1086 Walter de lacy starts to build Ludlow Castle after coming over here in 1066 with William the Conqueror
The Mortimer family arrived in the wake of William the Conqueror and murdered their way through the Royal family
The Princes in the Tower spent their childhood playing around the North Range, Great hall and tudor lodgings before being murdered in London
Throughout the 16th and 17th Century Ludlow Castle was held by the Crown
Many people would have lived within the Castle walls from important nobles to chambermaids and farriers.
On special occasions entertainment in the castle goes back as far as the 16th Century
By 1689 the castle was a ruin then, with the coming of the railway to Ludlow in 1852 and travel being more accessible to all, it became a tourist Attraction
An exciting and ambitious renovation to the Castle House within the castle walls was completed in 2007.
Walter de Lacy, a trusted member of the household of William fitzOsbern arrived in England with the conquering army of William in 1066. FitzOsbern was rewarded for his loyal part in William's victory with an Earldom over the lands of Hereford. After three years of local resistance, fitzOsbern was able to claim his Earldom and planned to keep his new acquisition secure by developing a string of castles along the border of England and Wales. To assist in this plan, he followed the model of patronage and favour set by William the Conqueror himself and began to distribute areas of his lands to his trusted men, in order to keep their loyalty and support. Thus, Walter de Lacy, fitzOsbern's second in command seems to have acquired the lands of South Shropshire - and from there, he appears to be linked with the earliest developments around Ludlow Castle. Walter's sons, first Roger and then Hugh built the earliest surviving parts of the Castle that we can still see today, and the de Lacy family retained lordship until the end of the 13th century.

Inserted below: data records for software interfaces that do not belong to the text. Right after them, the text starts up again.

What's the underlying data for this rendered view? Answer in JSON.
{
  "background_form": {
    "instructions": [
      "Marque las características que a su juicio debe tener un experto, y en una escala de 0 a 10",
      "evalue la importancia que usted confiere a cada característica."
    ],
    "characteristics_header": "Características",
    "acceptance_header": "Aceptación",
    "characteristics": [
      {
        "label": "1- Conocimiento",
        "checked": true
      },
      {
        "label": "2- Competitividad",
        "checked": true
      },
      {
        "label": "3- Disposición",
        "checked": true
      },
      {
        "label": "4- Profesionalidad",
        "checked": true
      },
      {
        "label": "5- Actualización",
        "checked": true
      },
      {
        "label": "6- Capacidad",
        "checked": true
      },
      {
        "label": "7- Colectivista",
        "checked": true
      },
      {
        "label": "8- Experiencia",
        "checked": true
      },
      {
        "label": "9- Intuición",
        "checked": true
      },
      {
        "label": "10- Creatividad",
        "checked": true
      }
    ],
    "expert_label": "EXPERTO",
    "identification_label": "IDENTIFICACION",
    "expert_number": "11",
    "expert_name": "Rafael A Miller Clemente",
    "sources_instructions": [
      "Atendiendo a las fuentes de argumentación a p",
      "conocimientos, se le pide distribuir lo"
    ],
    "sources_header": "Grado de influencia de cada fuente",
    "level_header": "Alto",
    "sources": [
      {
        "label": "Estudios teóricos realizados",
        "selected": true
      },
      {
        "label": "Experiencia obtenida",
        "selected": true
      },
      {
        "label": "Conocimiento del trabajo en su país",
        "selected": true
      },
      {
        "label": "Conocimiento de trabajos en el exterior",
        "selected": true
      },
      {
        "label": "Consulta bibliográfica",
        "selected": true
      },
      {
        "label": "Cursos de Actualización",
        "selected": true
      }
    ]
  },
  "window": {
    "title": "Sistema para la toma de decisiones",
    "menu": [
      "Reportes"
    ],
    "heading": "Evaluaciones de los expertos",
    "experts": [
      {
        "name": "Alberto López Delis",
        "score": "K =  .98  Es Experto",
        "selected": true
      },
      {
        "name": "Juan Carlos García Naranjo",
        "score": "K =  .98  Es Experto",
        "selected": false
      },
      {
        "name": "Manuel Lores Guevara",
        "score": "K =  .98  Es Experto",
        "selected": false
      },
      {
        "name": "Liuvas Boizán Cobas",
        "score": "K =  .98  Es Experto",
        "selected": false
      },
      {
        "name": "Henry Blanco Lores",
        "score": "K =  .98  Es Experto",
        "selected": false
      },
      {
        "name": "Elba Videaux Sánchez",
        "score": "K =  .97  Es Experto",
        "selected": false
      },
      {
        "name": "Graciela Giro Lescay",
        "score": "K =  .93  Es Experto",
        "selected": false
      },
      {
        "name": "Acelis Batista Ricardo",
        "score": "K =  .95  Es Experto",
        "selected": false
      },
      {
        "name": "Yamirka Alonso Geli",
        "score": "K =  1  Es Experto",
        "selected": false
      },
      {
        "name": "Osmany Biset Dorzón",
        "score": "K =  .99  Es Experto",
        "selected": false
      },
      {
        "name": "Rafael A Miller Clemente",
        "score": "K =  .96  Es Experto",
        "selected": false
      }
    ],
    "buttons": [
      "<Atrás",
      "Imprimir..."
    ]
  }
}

The Castle Fortress that the de Lacy's built, occupies a finely judged defensive position. Guarded by both the rivers Teme and Corve, Ludlow Castle stands prominently on high ground, able to resist attack from would be invaders from over the Welsh border. Stone was readily available, being quarried from the castle's own site, and water was obtained from a deep well - sunk from what is now the Inner Bailey, down to the level of the River Teme.